Originally posted by CthulhuMythos
Originally posted by eriktheawful
I call it:
Lack of understanding how web cams work (the black dot is pixel saturation).
Lack of understanding of what sun dogs are (light reflected by high altitude ice crystals)
Lack of understanding how clouds reflect enough light to where it over washes (over exposes the shots).
Lack of understanding lens flares, lens reflections and camera artifacts where strong light sources are.
And a extreme lack in understanding science: subjects of gravity, light, mass, orbital mechanics and atmospherics.
A large need to post YouTube videos in order to generate large enough traffic so one can get paid.
A large need to try and make a video go viral so one can pat themselves on the back.
A large need to have attention.
Have to admit I do see your point and agree with most of it, though I do still keep an open mind about the cosmos as there is an awful lot we do now
Absolutely agree with you. There are a lot of things we don't know.
But there are also a lot of things that we DO know.
We know that old web cams, especially those mounted facing where the sun sets or rises, can have pixel saturation occur if the sun hits the CCD chip
at the right angle (the sun moves with the seasons), and also the amount of light (smog, haze, clouds, etc) that hits it. The result is those pixels
turn "off", hence the black spot.
The dome that the camera is in can help produce further lighting affects that appear only on the web cam.
We know enough about mass and gravity to be able to calculate the effects of Mass A on Mass B. We know we are correct in this due to the behavior of a
object (like a small asteroid) when it passes close to a larger mass object. We see it's orbit change, and it does.
We know enough about orbital mechanics to where we are able to even launch our own satellites, and even place robotic probes on other worlds (it's
not a straight shot to land on Mars, and it sure was not a straight shot for Cassini to get to Saturn and drop the Huygens probe on Titan).
We know enough about fission and fusion and thermal reactions, and what would happen if another star were to be close by our sun (not
good........imagine the air temp on Earth going past that of "Broil" on your stove).
We know that there are hundreds of millions of amateur astronomers out there (I'm one of them), that look at the night sky all the time, many with
very sophisticated equipment. These people are the main source for finding new comets and asteroids. Not NASA, and not observatories run by acadamia.
Many of these people even use IR filters on their equipment. So far no one that is serious about astronomy has reported anything to anyone about any
rouge planet or star approaching (and yes, it would be quite visible, even if it some how emitted nothing, and reflected nothing at all, it would
still block out the light of stars behind it).
But of course we've had plenty of YouTubers who wouldn't even know what end of a telescope to look into post their iPhone pictures and videos
declaring that they've found Nibiru!

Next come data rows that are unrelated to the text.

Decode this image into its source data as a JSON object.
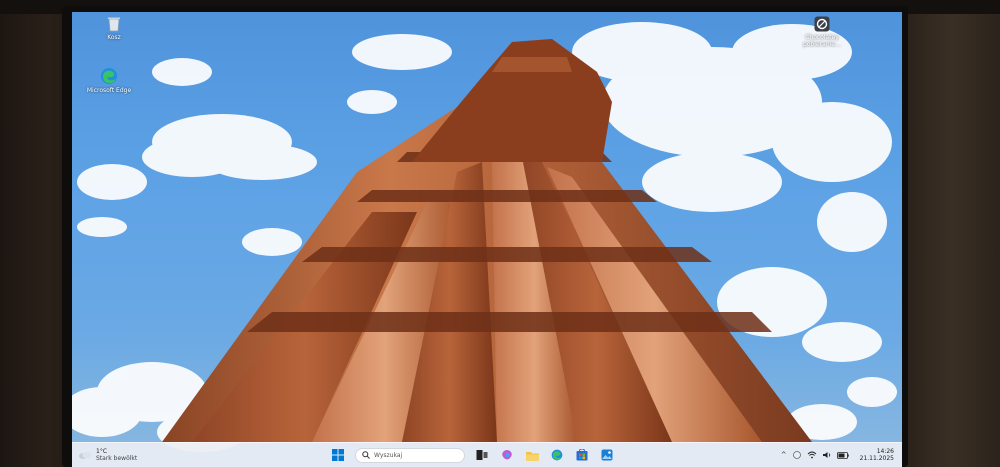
{
  "desktop": {
    "icons": [
      {
        "label": "Kosz",
        "icon": "recycle-bin-icon"
      },
      {
        "label": "Microsoft Edge",
        "icon": "edge-icon"
      },
      {
        "label": "Chocolatey pobieranie…",
        "icon": "app-shortcut-icon"
      }
    ]
  },
  "taskbar": {
    "weather": {
      "temperature": "1°C",
      "condition": "Stark bewölkt",
      "icon": "cloud-icon"
    },
    "search_placeholder": "Wyszukaj",
    "pinned": [
      "start-icon",
      "search-icon",
      "task-view-icon",
      "copilot-icon",
      "file-explorer-icon",
      "edge-icon",
      "store-icon",
      "photos-icon"
    ],
    "tray": {
      "chevron": "^",
      "time": "14:26",
      "date": "21.11.2025"
    }
  },
  "colors": {
    "sky": "#5fa3e6",
    "sandstone": "#b9663a",
    "taskbar": "#eceef4",
    "accent": "#0067c0"
  }
}
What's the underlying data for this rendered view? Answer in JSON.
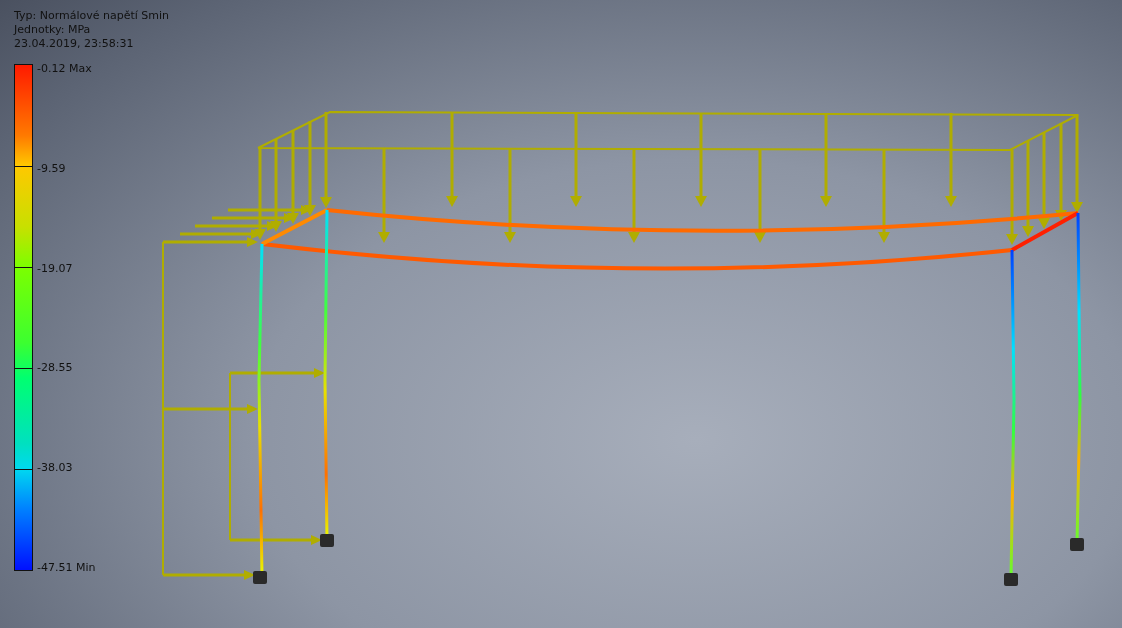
{
  "header": {
    "type_line": "Typ: Normálové napětí Smin",
    "units_line": "Jednotky: MPa",
    "timestamp": "23.04.2019, 23:58:31"
  },
  "legend": {
    "ticks": [
      "-0.12 Max",
      "-9.59",
      "-19.07",
      "-28.55",
      "-38.03",
      "-47.51 Min"
    ]
  }
}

We know that people post videos on YouTube simply to see if they can get a high count, and if they can get the video to go viral.
We know that people post videos on YouTube so that they can get money from the amount of clicks (for those that have that partnership with
We know that people fake things (ADG(UK) is a VERY good example of a group of people that do this. Take a look at the HOAX bin here on ATS, you'll
find a lot of their videos end up there), and post them simply to see how many people they can get to fall for it (and unfortunately, many do, hook,
line and sinker).
And we also know that there are many people out there that are so desperate for Nibiru to exist, that they will grasp at anything, anything at all,
and say that it's proof, because they so desperately need to believe in Nibiru (or any other "End Of The World" idea out there).
However, you are correct. We don't know everything. Could a rogue planet or star pass through our solar system, wrecking terrible destruction on
Absolutely. Both things exist, and not only they, but our solar system is moving through space.
Is it going to happen any time soon?
Nope. At least not on December 21, 2012. Any large body that were going to do that would be very, very, very visible to everyone on the planet (que
the idiots that claim we can't because it's approaching from the south pole, never mind that anyone south of the equator can see the entire southern
Could it happen 60 years from now? Sure, but again, we'll see it coming (and no, we don't need NASA to see it coming), well before then.